Data for processing »

▶

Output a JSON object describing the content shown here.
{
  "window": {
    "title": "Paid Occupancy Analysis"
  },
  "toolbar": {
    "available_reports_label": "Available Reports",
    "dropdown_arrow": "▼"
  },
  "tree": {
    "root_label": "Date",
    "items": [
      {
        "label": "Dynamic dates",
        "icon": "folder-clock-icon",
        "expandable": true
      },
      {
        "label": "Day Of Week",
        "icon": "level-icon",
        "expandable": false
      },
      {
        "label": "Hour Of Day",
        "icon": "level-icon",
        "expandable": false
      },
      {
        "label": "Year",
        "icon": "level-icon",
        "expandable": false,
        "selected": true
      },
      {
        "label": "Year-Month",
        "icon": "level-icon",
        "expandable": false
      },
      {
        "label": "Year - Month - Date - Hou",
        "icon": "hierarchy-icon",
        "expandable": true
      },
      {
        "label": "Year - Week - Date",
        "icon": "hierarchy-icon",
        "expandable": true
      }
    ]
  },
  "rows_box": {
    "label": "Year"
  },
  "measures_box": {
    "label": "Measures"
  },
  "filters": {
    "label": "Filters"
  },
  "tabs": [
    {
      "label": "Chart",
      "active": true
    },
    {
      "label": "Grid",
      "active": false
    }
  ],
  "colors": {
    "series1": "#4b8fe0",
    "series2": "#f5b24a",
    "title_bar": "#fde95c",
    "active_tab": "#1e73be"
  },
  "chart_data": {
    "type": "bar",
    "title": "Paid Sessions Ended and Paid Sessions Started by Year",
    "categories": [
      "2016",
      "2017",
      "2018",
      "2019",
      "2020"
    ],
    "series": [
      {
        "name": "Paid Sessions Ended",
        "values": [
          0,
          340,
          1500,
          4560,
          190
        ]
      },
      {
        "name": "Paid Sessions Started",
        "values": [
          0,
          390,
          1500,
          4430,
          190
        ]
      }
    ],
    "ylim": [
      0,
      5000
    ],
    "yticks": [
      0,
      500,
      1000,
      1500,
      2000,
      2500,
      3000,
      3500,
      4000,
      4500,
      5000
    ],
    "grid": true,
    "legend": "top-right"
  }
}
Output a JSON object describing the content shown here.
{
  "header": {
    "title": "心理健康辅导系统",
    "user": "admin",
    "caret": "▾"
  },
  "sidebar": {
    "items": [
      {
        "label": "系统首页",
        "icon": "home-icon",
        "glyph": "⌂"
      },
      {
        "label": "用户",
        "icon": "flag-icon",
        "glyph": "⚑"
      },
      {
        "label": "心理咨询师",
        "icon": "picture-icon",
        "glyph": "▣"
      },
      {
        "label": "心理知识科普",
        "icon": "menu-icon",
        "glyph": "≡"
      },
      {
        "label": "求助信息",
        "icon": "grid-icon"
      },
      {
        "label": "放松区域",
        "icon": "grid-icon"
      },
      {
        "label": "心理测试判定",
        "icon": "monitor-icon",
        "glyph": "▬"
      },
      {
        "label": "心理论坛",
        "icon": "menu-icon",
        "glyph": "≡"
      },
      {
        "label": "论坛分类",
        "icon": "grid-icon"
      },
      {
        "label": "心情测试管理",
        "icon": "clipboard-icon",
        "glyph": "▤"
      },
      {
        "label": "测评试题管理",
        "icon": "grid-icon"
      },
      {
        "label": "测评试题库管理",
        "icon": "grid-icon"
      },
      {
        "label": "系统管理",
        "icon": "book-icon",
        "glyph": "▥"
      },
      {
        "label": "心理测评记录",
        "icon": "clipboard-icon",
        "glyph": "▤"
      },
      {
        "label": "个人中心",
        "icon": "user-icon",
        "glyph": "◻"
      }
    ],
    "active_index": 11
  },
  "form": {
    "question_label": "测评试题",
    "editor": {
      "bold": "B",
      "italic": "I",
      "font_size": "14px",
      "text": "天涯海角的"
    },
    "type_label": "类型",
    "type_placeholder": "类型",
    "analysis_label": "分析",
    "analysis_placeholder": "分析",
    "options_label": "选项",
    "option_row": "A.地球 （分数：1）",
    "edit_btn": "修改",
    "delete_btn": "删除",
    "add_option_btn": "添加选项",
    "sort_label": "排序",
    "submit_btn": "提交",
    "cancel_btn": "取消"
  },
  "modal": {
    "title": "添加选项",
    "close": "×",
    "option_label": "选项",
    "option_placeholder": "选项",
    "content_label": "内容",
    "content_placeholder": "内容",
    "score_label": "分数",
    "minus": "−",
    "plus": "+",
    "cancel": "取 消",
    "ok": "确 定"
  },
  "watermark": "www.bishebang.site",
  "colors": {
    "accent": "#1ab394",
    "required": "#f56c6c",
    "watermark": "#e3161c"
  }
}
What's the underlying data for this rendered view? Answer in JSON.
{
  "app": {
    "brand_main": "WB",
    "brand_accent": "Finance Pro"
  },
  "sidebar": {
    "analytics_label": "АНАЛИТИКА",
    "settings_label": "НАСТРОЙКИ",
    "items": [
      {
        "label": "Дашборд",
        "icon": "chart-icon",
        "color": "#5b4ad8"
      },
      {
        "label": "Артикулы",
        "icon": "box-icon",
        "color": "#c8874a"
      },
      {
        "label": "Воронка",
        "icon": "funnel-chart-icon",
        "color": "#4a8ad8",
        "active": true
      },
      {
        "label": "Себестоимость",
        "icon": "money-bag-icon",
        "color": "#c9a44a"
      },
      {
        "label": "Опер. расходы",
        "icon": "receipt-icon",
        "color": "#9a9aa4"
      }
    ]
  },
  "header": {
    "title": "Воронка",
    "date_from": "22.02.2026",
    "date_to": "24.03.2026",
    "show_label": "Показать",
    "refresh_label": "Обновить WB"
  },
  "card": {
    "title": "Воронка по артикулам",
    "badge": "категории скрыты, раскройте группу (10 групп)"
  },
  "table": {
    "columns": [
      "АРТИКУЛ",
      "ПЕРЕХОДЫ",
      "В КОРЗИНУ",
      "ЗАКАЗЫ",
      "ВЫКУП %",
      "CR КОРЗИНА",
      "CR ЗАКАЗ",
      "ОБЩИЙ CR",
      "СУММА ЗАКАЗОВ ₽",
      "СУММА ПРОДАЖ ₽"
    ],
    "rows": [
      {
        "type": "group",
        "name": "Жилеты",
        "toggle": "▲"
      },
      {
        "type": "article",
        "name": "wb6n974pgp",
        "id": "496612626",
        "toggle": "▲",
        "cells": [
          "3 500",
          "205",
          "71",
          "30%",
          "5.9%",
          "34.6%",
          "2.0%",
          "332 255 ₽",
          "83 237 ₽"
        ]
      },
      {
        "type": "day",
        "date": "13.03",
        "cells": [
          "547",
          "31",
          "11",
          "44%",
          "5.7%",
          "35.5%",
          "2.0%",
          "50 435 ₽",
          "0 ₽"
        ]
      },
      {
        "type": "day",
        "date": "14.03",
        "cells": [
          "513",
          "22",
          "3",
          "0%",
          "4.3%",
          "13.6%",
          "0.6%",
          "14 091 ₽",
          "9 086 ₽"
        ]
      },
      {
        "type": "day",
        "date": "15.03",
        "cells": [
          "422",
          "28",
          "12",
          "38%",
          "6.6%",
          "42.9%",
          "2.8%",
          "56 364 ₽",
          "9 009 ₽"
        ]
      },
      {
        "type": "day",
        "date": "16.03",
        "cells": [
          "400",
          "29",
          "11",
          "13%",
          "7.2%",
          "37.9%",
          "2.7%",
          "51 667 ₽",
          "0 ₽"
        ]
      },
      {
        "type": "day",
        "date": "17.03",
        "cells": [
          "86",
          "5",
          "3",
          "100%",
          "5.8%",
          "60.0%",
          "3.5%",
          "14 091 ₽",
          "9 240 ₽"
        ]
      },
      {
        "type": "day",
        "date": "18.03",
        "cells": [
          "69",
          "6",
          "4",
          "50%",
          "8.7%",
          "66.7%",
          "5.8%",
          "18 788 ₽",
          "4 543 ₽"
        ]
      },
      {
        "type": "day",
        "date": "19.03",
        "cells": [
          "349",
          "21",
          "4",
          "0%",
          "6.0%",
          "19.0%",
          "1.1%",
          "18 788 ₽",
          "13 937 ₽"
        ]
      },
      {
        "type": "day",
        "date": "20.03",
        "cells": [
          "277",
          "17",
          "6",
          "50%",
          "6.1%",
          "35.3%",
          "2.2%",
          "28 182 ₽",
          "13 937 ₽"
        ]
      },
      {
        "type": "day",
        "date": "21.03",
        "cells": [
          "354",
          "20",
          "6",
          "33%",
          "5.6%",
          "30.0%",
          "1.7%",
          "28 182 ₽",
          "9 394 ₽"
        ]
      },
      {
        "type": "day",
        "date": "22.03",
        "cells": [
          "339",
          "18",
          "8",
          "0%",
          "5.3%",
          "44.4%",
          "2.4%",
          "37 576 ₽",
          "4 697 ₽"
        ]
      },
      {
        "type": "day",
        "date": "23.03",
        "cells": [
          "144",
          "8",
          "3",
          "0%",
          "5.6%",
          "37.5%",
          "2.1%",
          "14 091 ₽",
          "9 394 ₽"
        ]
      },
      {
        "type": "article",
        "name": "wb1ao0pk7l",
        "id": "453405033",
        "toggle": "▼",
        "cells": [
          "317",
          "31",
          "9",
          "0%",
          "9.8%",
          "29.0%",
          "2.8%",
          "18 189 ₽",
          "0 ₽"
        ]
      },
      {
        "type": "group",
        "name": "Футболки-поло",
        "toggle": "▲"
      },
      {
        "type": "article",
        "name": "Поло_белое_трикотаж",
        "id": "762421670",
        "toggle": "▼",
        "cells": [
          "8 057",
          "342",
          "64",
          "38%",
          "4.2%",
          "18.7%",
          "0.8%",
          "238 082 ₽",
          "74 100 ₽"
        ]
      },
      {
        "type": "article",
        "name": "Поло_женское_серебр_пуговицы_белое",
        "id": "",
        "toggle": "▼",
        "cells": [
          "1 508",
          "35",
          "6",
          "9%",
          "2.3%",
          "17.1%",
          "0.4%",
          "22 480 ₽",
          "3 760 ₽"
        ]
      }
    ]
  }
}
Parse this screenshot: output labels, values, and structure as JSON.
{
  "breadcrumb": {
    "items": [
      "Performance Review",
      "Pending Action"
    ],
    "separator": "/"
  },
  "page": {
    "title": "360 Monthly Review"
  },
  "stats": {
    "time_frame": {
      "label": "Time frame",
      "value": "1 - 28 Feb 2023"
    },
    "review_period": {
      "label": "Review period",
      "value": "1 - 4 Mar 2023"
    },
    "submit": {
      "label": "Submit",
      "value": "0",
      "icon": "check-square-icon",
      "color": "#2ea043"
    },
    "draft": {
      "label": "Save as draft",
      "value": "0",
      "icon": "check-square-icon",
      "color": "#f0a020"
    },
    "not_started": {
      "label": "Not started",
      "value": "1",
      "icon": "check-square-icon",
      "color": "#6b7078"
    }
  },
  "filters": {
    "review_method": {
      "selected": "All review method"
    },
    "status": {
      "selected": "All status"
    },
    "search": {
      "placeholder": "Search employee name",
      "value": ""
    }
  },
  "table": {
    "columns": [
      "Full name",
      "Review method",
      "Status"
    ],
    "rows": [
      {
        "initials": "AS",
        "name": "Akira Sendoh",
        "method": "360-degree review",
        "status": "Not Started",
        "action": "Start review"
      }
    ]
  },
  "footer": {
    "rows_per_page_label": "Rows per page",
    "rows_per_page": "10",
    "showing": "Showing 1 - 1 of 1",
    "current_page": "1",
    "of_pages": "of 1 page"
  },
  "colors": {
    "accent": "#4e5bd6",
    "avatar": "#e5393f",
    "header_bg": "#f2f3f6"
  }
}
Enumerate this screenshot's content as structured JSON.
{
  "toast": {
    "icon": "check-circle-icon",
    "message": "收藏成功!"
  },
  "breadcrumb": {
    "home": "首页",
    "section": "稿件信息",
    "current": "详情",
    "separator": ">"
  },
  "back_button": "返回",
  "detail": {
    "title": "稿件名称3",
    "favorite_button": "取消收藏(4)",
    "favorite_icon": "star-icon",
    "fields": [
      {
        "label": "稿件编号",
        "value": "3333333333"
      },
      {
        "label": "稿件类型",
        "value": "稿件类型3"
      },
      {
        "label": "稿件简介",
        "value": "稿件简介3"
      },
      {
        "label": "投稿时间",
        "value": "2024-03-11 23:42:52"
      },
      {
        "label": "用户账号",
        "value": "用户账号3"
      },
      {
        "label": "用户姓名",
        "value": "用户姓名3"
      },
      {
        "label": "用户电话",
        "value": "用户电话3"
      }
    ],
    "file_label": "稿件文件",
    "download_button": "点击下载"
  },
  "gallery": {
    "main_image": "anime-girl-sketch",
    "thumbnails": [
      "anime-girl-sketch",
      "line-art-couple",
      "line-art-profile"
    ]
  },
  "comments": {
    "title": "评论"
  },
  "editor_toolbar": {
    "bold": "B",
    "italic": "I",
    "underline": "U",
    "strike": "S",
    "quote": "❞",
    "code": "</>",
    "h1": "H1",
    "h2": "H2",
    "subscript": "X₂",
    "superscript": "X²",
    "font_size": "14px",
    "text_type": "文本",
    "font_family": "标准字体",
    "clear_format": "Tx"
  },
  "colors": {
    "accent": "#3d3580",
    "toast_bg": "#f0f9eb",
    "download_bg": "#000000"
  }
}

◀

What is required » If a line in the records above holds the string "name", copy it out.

Result »
        "name": "Paid Sessions Ended",
        "name": "Paid Sessions Started",
        "name": "Жилеты",
        "name": "wb6n974pgp",
        "name": "wb1ao0pk7l",
        "name": "Футболки-поло",
        "name": "Поло_белое_трикотаж",
        "name": "Поло_женское_серебр_пуговицы_белое",
      "placeholder": "Search employee name",
      "Full name",
        "name": "Akira Sendoh",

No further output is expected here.